Technology struck me because you often assume that these children are growing up in a digital age, shouldn’t they be used to using technology? But that really isn’t the case. Sure they are digital consumers of things but they don’t really know how to use it. In addition, I know that we have the tech in the classrooms but it isn’t always being used. I know that it is more but many teachers are hesitant to use it because we ourselves have no idea what to do with it. But what this really shows me is that our students don’t really know what to do with it. It shows me that we still need to teach them proper digital skills to create and use technology for educational means. They need to learn and be taught how to harness the power of technology and not just use it in the classroom. The kids want to use it they just need to know how to apply it.
The last part really struck home. This year I have been experimenting more with allowing my grade sixes to have the freedom to choose the path that they want. I want them to be in charge of their learning. The more I teach the more I am getting tired of pushing curriculum and telling students how to learn. I want my students to learn because they want to learn. I want them to be in school because they want to be in school. I know that we have a curriculum to teach and that it was made with good solid research but I still want my students to feel empowered by it and not because I put on a song and dance. This year I have tried a variety of things from rearranging my classroom, passion projects, to doing badging and going gradeless. It is great to see my student are loving those changes, that they actually made an impact. It’s amazing to see when you turn things over to your students what and how they learn. They are amazing people.
I was also equally shocked by what my students said they wanted to change:
A lot of it centered around working in groups for math. I think I need to do some more work around how to work in groups and why we work in groups. Though I also wonder if students need some time alone to think. It reminds me of the book “Quiet.” Do we as teachers sometimes forget about those quiet moments where we reflect or think on our own? I know that group collaboration is a skill but so is working on our own. Do we give our students enough balance? I also loved the line about more homework, had a chuckle with that one.
Overall, this year has been about showing my students that they have a voice and that they are in charge of their learning. I want them to be comfortable in who they are, and know what they need to do in order to learn. I did ask one more question and that was what is one piece of advice you would give next year’s Grade Six. I did smile a little when I saw the responses because it was exactly what I was telling them all year, “Be bold, Be Brave, Be confident!”
What would your students say about their year?
I would like to think that I teach through Inquiry. I really try to keep all of my work about the kids and their thinking; however, I do find myself still leading discussions more than I would like. Then I learned about provocations. WOW! I know that I have previously blog about this subject but since that time I have tried to use them more. Today in science I did just that (at least I hope I did).
Here is what I did:
1) I got a bunch of experiments working on air and water
Center 1: AIR
Center 2: Water
(note: some of these items were for other provocations)
Center 3: Water Cycle
Center #4: Pollution
I then broke them into groups had books and iPads at the centers and asked them what do they observe? Wow, I couldn’t believe the talk, the focus, and the engagement. Take a look at this shot:

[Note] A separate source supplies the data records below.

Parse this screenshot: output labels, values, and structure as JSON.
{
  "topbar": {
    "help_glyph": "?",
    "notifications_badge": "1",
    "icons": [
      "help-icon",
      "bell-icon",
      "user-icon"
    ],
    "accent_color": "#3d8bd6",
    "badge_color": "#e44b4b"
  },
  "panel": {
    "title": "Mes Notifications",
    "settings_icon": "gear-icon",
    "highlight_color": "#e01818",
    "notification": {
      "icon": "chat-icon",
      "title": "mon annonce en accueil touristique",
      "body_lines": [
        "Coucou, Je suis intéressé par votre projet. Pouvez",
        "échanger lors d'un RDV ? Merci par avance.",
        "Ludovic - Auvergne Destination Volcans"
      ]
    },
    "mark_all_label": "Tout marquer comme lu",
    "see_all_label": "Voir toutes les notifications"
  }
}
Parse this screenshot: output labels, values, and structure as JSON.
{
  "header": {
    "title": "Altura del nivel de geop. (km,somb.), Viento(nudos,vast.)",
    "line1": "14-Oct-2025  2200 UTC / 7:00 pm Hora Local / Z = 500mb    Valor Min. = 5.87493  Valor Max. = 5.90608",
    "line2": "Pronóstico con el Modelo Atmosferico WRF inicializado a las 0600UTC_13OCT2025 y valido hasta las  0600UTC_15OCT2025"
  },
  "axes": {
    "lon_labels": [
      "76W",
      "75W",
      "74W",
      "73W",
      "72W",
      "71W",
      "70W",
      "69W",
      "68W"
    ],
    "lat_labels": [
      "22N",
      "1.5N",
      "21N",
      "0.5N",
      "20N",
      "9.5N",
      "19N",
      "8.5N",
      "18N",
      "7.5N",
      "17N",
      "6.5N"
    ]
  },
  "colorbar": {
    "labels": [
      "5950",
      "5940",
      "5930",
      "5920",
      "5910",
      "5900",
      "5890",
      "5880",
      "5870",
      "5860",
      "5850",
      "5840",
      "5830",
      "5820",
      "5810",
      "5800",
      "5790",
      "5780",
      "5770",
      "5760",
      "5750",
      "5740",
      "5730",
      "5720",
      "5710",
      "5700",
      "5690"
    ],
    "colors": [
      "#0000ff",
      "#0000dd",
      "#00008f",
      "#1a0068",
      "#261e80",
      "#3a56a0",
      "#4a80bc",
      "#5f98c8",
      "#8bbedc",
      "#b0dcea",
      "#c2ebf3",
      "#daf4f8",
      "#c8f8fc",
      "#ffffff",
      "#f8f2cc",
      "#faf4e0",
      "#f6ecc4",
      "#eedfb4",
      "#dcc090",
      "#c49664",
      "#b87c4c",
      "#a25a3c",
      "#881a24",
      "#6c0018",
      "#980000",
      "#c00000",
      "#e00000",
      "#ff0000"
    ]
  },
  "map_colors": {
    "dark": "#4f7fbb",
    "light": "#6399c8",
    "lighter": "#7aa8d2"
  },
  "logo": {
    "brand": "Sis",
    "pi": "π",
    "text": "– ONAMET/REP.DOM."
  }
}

Here the students were so engrossed in what was happening that they didn’t even notice me. They were saying, “cool look its raining!” They were also using the vocabulary that we have been building before this through our watercraft project.

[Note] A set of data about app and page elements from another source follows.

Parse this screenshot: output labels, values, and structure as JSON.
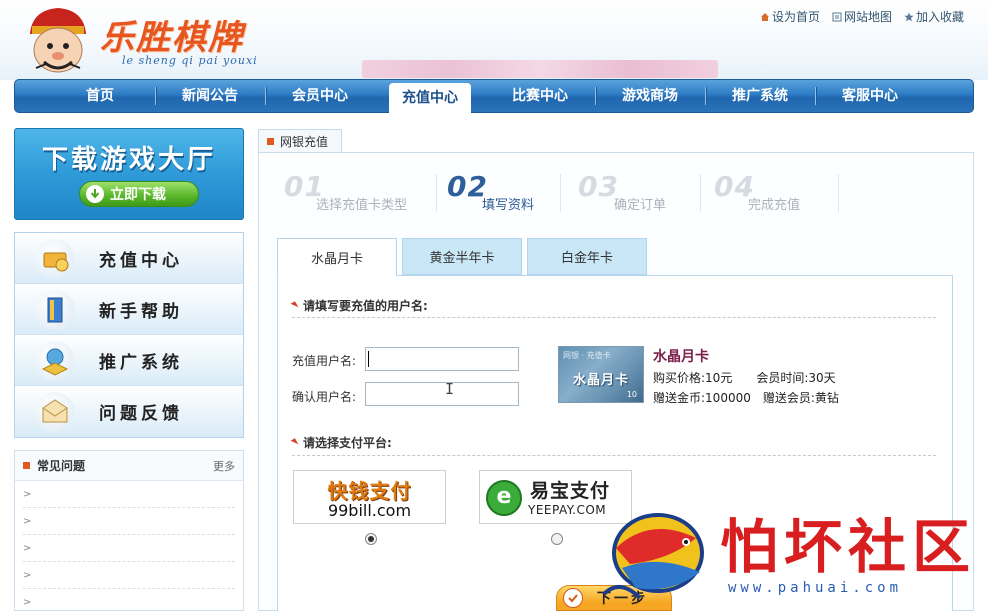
{
  "header": {
    "logo_text": "乐胜棋牌",
    "logo_sub": "le sheng qi pai youxi",
    "links": [
      {
        "label": "设为首页",
        "icon": "home-icon"
      },
      {
        "label": "网站地图",
        "icon": "map-icon"
      },
      {
        "label": "加入收藏",
        "icon": "star-icon"
      }
    ]
  },
  "nav": {
    "items": [
      "首页",
      "新闻公告",
      "会员中心",
      "充值中心",
      "比赛中心",
      "游戏商场",
      "推广系统",
      "客服中心"
    ],
    "active": "充值中心"
  },
  "sidebar": {
    "download_title": "下载游戏大厅",
    "download_button": "立即下载",
    "menu": [
      {
        "label": "充值中心",
        "icon": "coins-icon"
      },
      {
        "label": "新手帮助",
        "icon": "book-icon"
      },
      {
        "label": "推广系统",
        "icon": "globe-icon"
      },
      {
        "label": "问题反馈",
        "icon": "envelope-icon"
      }
    ],
    "faq": {
      "title": "常见问题",
      "more": "更多",
      "items": [
        ">",
        ">",
        ">",
        ">",
        ">"
      ]
    }
  },
  "main": {
    "panel_tab": "网银充值",
    "steps": [
      {
        "num": "01",
        "label": "选择充值卡类型"
      },
      {
        "num": "02",
        "label": "填写资料"
      },
      {
        "num": "03",
        "label": "确定订单"
      },
      {
        "num": "04",
        "label": "完成充值"
      }
    ],
    "active_step": "02",
    "card_tabs": [
      "水晶月卡",
      "黄金半年卡",
      "白金年卡"
    ],
    "active_card_tab": "水晶月卡",
    "username_section": "请填写要充值的用户名:",
    "fields": {
      "username_label": "充值用户名:",
      "username_value": "",
      "confirm_label": "确认用户名:",
      "confirm_value": ""
    },
    "card": {
      "image_top": "网银 · 充值卡",
      "image_text": "水晶月卡",
      "image_num": "10",
      "name": "水晶月卡",
      "line1": "购买价格:10元　　会员时间:30天",
      "line2": "赠送金币:100000　赠送会员:黄钻"
    },
    "payment_section": "请选择支付平台:",
    "payments": [
      {
        "top": "快钱支付",
        "bottom": "99bill.com",
        "selected": true
      },
      {
        "top": "易宝支付",
        "bottom": "YEEPAY.COM",
        "selected": false
      }
    ],
    "next_button": "下一步"
  },
  "watermark": {
    "text": "怕坏社区",
    "url": "www.pahuai.com"
  },
  "colors": {
    "nav_blue": "#2d7cc4",
    "accent_orange": "#e05a20",
    "step_active": "#2f5f9a",
    "card_tab_bg": "#c9e7f7",
    "watermark_red": "#d81e1e"
  }
}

What did I learn?
1) Inquiry (true inquiry) is allowing planned exploration. Students really need time to explore and make observations about the subjects.
2) This takes a lot of planning. I been planning this for some time now (many thanks to my amazing PLN for their help in this). As I have been planning I had to think about questions, get all of the materials ready and even think about possible misconceptions.

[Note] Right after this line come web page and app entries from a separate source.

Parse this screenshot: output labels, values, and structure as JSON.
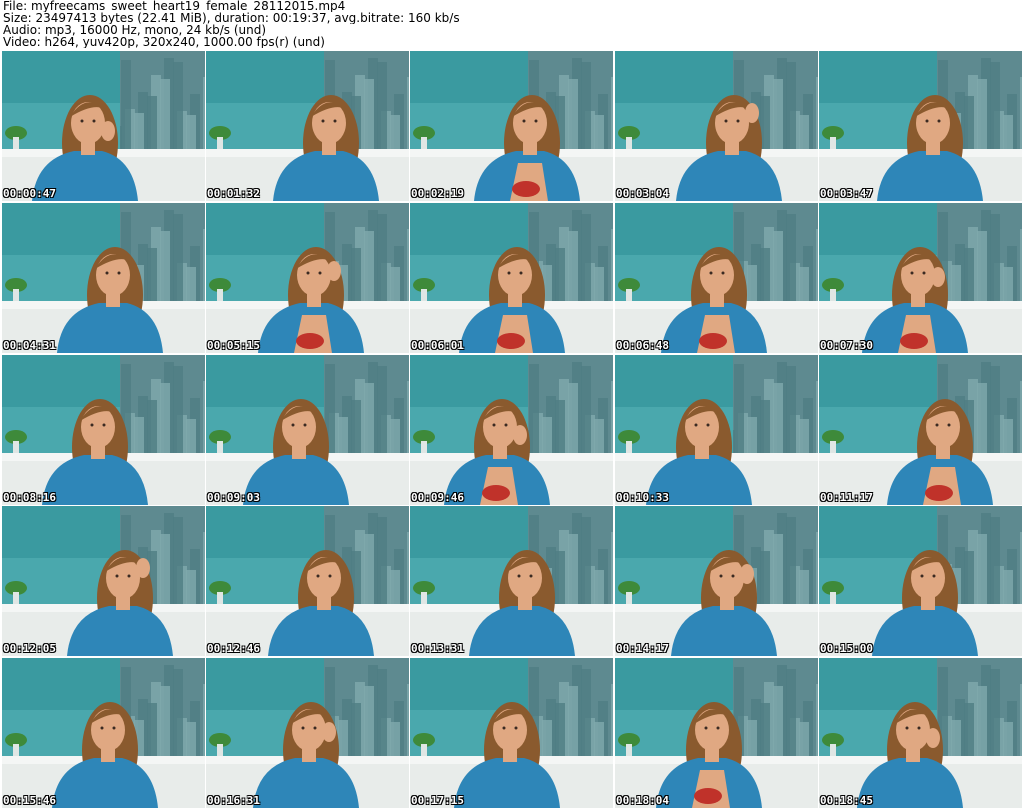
{
  "header": {
    "file_line": "File: myfreecams_sweet_heart19_female_28112015.mp4",
    "size_line": "Size: 23497413 bytes (22.41 MiB), duration: 00:19:37, avg.bitrate: 160 kb/s",
    "audio_line": "Audio: mp3, 16000 Hz, mono, 24 kb/s (und)",
    "video_line": "Video: h264, yuv420p, 320x240, 1000.00 fps(r) (und)"
  },
  "thumbnails": [
    {
      "timestamp": "00:00:47"
    },
    {
      "timestamp": "00:01:32"
    },
    {
      "timestamp": "00:02:19"
    },
    {
      "timestamp": "00:03:04"
    },
    {
      "timestamp": "00:03:47"
    },
    {
      "timestamp": "00:04:31"
    },
    {
      "timestamp": "00:05:15"
    },
    {
      "timestamp": "00:06:01"
    },
    {
      "timestamp": "00:06:48"
    },
    {
      "timestamp": "00:07:30"
    },
    {
      "timestamp": "00:08:16"
    },
    {
      "timestamp": "00:09:03"
    },
    {
      "timestamp": "00:09:46"
    },
    {
      "timestamp": "00:10:33"
    },
    {
      "timestamp": "00:11:17"
    },
    {
      "timestamp": "00:12:05"
    },
    {
      "timestamp": "00:12:46"
    },
    {
      "timestamp": "00:13:31"
    },
    {
      "timestamp": "00:14:17"
    },
    {
      "timestamp": "00:15:00"
    },
    {
      "timestamp": "00:15:46"
    },
    {
      "timestamp": "00:16:31"
    },
    {
      "timestamp": "00:17:15"
    },
    {
      "timestamp": "00:18:04"
    },
    {
      "timestamp": "00:18:45"
    }
  ],
  "colors": {
    "wall_teal": "#3a9aa0",
    "city_mural": "#5e8a90",
    "couch": "#e8ecea",
    "jacket": "#2e86b8",
    "hair": "#8a5a2e",
    "skin": "#e0a882",
    "red_top": "#c0322a"
  }
}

3) True assessment. I was amazed at what the students had absorbed through previous books, the Watercraft project and our discussions.
4) Its a lot of fun to watch the joy and engagement of true learning
So if you haven’t done provocations before, give it ago. Its a lot of fun and you would be surprised at what you will learn about your students.
So we started Genius Hour! Now you might be asking what is genius hour. Genius hour is a time set aside so that my kids can pursue their own interests in learning. It allows the students to learn, research, and develop what they what to do. Now you might be thinking, you let your kids have free rain? Well in a way, yes I did, however, their was one criteria, it had to benefit the classroom.
I was really hesitant of letting go control to my grade two classroom. This was not because of letting chaos happen or student discovery but more that I didn’t know if my students need more guidance I organizing their thinking and work.
I started the process with watching two videos on creativity and what is an idea. We then made a proposal that they had to share with their parents. The reason chose to have them make. A proposal was that I wanted my students to have a plan in order to succeed or feel like they accomplished something. My students then had to share this proposal with their parents. This was an interesting concept for many of my students. We had to have a discussion about what a proposal was and why it needed to happen. However, it did fit nicely into our covey habits and once explained with those my students had no trouble in identifying what they wanted to do.
The ideas have been flowing. Some of my kids want to get better in soccer, mathematics, and art. They have planned to research and make videos, or have an art portfolio.
I don’t know if I introduced this right but I. Am hoping that the kids will take off with it and I am really looking forward to what they have planned. We plan to do genius hour once a week.
Anyone else doing this? Any helpful tips out there for grade two? Love to hear what other stories.